Since 2014, students and faculty in Georgia, Michigan, Missouri, Ohio, Oklahoma, Pennsylvania, Wisconsin, and elsewhere have worked together to document the sounds of local religious life. The poster exhibition features recordings and images collected during their work. Through QR codes on the posters, viewers can listen to eight contemporary recordings that serve as an audio portrait of the rich and dynamic differences that make religious life in the U.S. unique.
Americans practice a lot of different religions—Christianity, Judaism, Islam, Hinduism, Buddhism, Sikhism, Wicca, Native American traditions, New Age traditions, and many more. Every tradition creates its own unique blend of music, prayer, voices, and silence, which together help define the beliefs and practices shared by the members of churches, synagogues, mosques, temples, and other places of spiritual devotion. The sounds of faith make some feel they belong, yet they may cause others to feel excluded. The American Religious Sounds Project suggests that listening for the sound of religions in America can help people understand the country more deeply and provides insight into religion itself.
In addition, a companion sound installation featuring sounds collected, captured, and curated for the American Religious Sounds Project will be available in the New Horizons Gallery at the MSU Museum, and several programs are set throughout the exhibition including a bus tour where participants will travel to nearby religious spaces to experience religious sounds. To register and view the whole list of events visit museum.msu.edu
Sounds of Religion is distributed at no cost to schools, libraries, museums, and community organizations. It is organized by the Smithsonian Institution Traveling Exhibition Service in cooperation with the American Religious Sounds Project of The Ohio State University and Michigan State University and made possible through the generous support of The Henry Luce Foundation.
Sounds of Religion is made possible at the MSU Museum in part by grants from Michigan Humanities and the Michigan Arts & Culture Council
As the state’s first Smithsonian Affiliate, the MSU Museum is an innovative and experimental collaboratory that exists to catalyze creativity.
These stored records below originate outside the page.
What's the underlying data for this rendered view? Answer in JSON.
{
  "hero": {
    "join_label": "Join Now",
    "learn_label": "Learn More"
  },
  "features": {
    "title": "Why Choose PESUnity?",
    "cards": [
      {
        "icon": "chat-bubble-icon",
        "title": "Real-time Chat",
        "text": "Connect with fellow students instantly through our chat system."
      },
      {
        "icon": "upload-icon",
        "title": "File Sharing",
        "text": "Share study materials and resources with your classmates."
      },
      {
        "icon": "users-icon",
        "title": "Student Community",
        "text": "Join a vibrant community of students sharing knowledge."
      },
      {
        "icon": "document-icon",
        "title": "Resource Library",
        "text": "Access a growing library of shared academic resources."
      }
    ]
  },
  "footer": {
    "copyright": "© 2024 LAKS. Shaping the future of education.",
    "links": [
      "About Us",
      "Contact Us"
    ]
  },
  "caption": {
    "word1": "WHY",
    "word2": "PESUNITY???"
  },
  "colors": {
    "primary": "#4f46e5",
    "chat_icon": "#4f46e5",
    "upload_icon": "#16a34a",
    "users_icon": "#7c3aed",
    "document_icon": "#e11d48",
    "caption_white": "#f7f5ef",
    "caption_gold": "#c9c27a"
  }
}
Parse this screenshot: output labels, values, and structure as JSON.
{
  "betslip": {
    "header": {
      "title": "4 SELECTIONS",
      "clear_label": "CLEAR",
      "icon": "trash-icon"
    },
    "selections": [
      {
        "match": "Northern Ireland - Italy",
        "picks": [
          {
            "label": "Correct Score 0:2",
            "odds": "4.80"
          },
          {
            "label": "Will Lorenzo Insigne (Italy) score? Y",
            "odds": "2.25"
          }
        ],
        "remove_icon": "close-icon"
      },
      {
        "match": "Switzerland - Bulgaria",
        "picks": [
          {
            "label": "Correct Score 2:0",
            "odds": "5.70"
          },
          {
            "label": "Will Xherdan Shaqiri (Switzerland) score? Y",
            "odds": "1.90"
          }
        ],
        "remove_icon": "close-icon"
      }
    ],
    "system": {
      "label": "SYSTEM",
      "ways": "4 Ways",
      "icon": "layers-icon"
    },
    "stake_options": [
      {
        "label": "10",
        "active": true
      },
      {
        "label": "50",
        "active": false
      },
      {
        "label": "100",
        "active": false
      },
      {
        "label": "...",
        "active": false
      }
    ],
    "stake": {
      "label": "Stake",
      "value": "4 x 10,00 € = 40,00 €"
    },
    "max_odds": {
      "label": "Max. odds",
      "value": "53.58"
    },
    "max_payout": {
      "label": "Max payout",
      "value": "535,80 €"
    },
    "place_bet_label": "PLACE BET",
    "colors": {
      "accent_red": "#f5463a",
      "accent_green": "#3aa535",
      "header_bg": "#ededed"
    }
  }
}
A space where people can openly explore, express and experiment with ideas across disciplines and interests, and indulge their natural curiosity about the world. The Museum features three floors of special collections and changing exhibitions. The Museum is located on 409 West Circle Drive next to Beaumont Tower on the MSU campus. Visitor parking is available at metered spaces at the Grand River Ramp, one block away at the corner of Grand River Avenue and Charles Street. For more information, call (517) 355-2370 or see museum.msu.edu.
About the American Religious Sounds Project
The American Religious Sounds Project (ARSP) is a collaborative research initiative co-directed by Michigan State University Religious Studies Professor Amy DeRogatis and Ohio State University Comparative Studies Professor Isaac Weiner. It offers resources for documenting and interpreting the diversity of American religious life through newly produced field recordings, interviews, oral histories, and related materials. Visit religioussounds.osu.edu.
About the Smithsonian Institution Traveling Exhibition Service (SITES)
SITES has been sharing the wealth of Smithsonian collections and research programs with millions of people outside Washington, D.C., for more than 70 years. SITES connects Americans to their shared cultural heritage through a wide range of exhibitions about art, science, and history, which are shown wherever people live, work and play. For exhibition description and tour schedules, visit sites.si.edu.